Central Cities and Suburbs: Economic Rivals or Allies?

This is the title of a very nice manuscript by Michael Hollar in the forthcoming issue of the Journal of Regional Science.

His question has been playing on my mind recently as various urbanists have crowed with delight on the decline of suburbs with the housing collapse. (That this decline actually involves human suffering is irrelevant: those homeowners are, of course, merely vacuous yuppies who should have done the morally right thing and had the sense to have money for their housing in the Upper east side and the Hamptons or Cape.)

To anybody that actually thinks about it, Hollar’s finding is pretty obvious, though the question has torn up the research in economic development in the past decades. Strong suburbs do not necessarily mean a weak downtown, nor vice versa, and regions that show evidence of either are economically less productive than places that have both strong suburbs and downtowns. The relationship he models is remarkably symmetric; one isn’t the necessary condition to the other’s growth in terms of exports or product.

The real contribution here is the research design and the model which help us nail down the considerable identification problems here: he develops export price indexes to look for shocks in either of the geographic locales and then measures responses in the paired geography.
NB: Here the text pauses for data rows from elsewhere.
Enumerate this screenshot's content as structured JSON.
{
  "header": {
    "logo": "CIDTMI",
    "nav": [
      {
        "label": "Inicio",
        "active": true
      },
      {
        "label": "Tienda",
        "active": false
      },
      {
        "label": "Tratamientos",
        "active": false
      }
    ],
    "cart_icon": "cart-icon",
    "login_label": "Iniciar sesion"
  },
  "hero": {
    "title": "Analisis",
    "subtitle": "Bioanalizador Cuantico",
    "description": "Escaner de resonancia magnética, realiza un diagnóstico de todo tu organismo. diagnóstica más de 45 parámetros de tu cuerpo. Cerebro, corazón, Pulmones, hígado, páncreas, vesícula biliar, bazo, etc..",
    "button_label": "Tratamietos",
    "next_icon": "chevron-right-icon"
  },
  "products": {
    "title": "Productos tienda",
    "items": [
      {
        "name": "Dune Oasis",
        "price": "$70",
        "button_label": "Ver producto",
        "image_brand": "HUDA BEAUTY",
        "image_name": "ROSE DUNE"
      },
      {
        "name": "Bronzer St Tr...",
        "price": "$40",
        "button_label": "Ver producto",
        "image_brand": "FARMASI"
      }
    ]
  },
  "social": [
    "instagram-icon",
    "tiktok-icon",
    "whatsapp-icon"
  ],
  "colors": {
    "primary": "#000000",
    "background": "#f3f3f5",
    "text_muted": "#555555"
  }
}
It would be interesting to disaggregate the geography a little more than he does.